Leah Joyce in her resignation letter
Replacements and consolidations
After former Streets Director Rod Cheatham resigned in October, his position, along with the position of water/waste water director, was eliminated. Duties were consolidated to form a public works director position, held by Dennis Kress.
Cheatham and Kress each previously earned a salary of $83,880. Now, Kress makes $98,500, resulting in a savings of $74,000, including benefits, according to Bair.
This week, the city consolidated another position. Bair was appointed full-time city manager and is also taking over the duties of the economic development director. The city estimates this combination will save it $85,900, bringing the total estimated savings by consolidation to $159,900.
Bair’s salary will increase from $107,280 to $135,000. By comparison, the former city manger’s salary was $111,420, and the former economic development director’s was $83,880.
Bair declined to be interviewed following his appointment, but in a news release stated that he is “thankful for the opportunity to continue to serve the great city of Collinsville.”
“Serving as the interim city manager for the last 10 months has been a great experience, and I’m anxious to continue and grow that role and help lead Collinsville into a bright future with my fellow teammates here at the city,” Bair stated in the release.
While Bair’s appointment filled two of the city’s vacancies, it also opens up a position in the community development department, which oversees planning and zoning, building and inspections, licensing and the senior citizen and disabled residents’ shuttle bus service.
O’Brien said the city does not have plans to appoint an acting director, so Bair will be responsible for the duties of the city manager, economic development director and community development director until a replacement can be found.
We believe this realignment provides a more streamlined government at a lower overall cost to taxpayers.
Stacey O’Brien on consolidations of city jobs
The remaining vacancies
O’Brien said recruitment for the community development director position will begin soon.
An independent search, which could cost up to $15,000, is currently underway by the Illinois Fire Chief’s Association to find candidates for the vacant fire chief position. The city hopes to select Emert’s replacement this summer.
The application deadline is June 10, according to O’Brien.
“Depending on the successful candidate,” she said, “we may or may not meet our goal of a July 1 start date.”
The fire department currently has an assistant fire chief position, held by Dale Kyrouac.
Meanwhile, as part of the redistribution of economic development duties, Joyce’s former role of uptown coordinator will be “revamped,” according to O’Brien.
This redesigned administrative support position will include expanded responsibilities for development downtown, as well as business district and TIF programs.
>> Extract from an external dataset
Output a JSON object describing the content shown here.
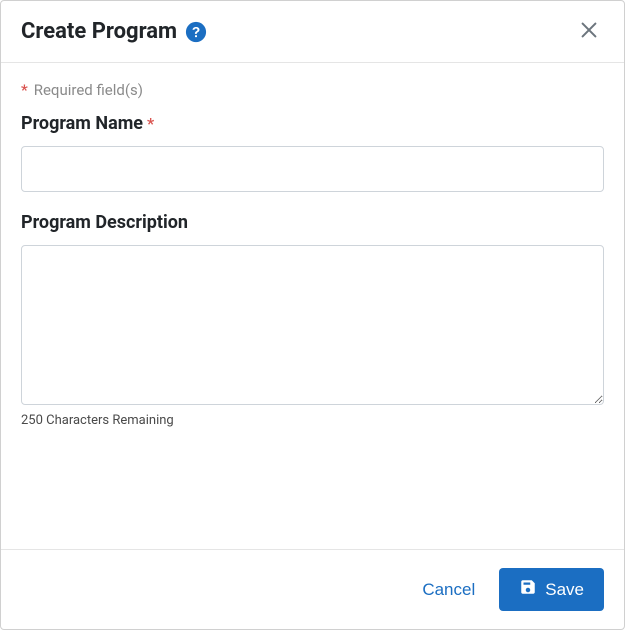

The city does not have plans to appoint an acting coordinator, O’Brien said.
“Once a job description has been finalized, we’ll begin recruitment,” she said.
$159,900 Collinsville’s total estimated savings in annual employment costs by eliminating positions, consolidating duties
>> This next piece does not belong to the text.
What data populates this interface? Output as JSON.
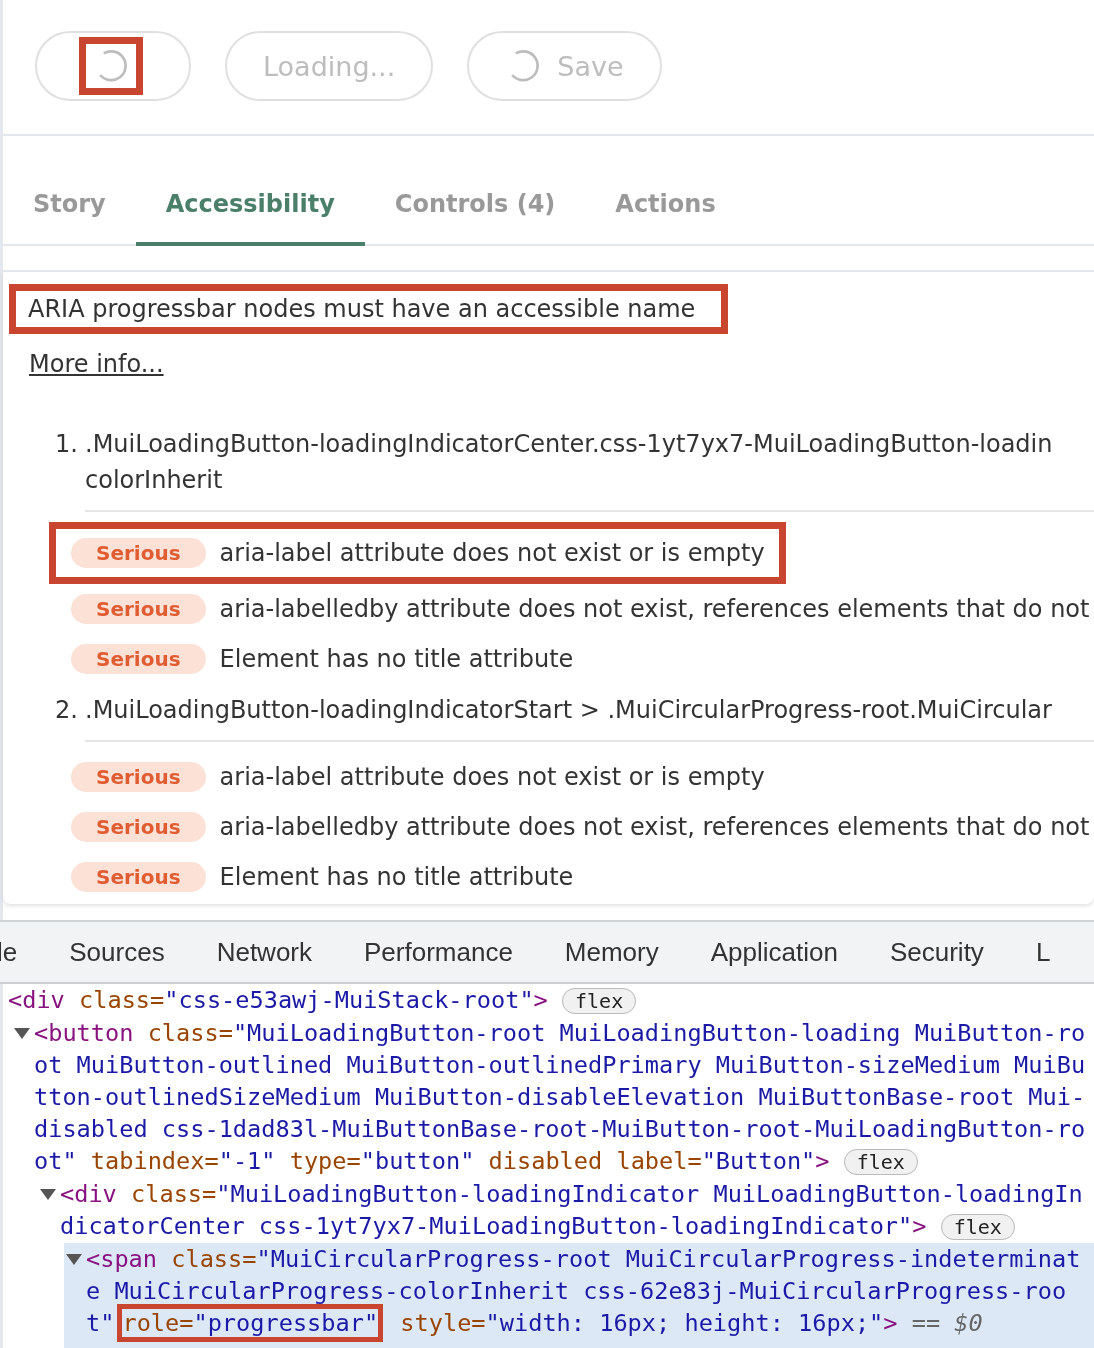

The following are the last working days of the three department heads and one acting director who resigned and the chief administrative officer who was terminated in the last 10 months.
- Leah Joyce, resigned: Acting economic development director and uptown coordinator with $65,000 salary until May 13
- Mark Emert, resigned: Fire chief with $98,060 salary until Dec. 31
- Rod Cheatham, resigned: Streets director with $83,880 salary until Oct. 23
- Erika Kennett, resigned: Economic development director with $83,880 salary until Sept. 22
- Scott Williams, terminated: City manager with $111,420 salary until Sept. 3
Who are the other department heads?
The following are the four departments that have not seen resignations in the last 10 months.
- Community Development: Mitch Bair, director with $135,000 salary
- Finance: Tamara Ammann, director/city treasurer with $92,000 salary
- Police: Steve Evans, chief with $100,820 salary
- Public Works: Dennis Kress, director with $98,500 salary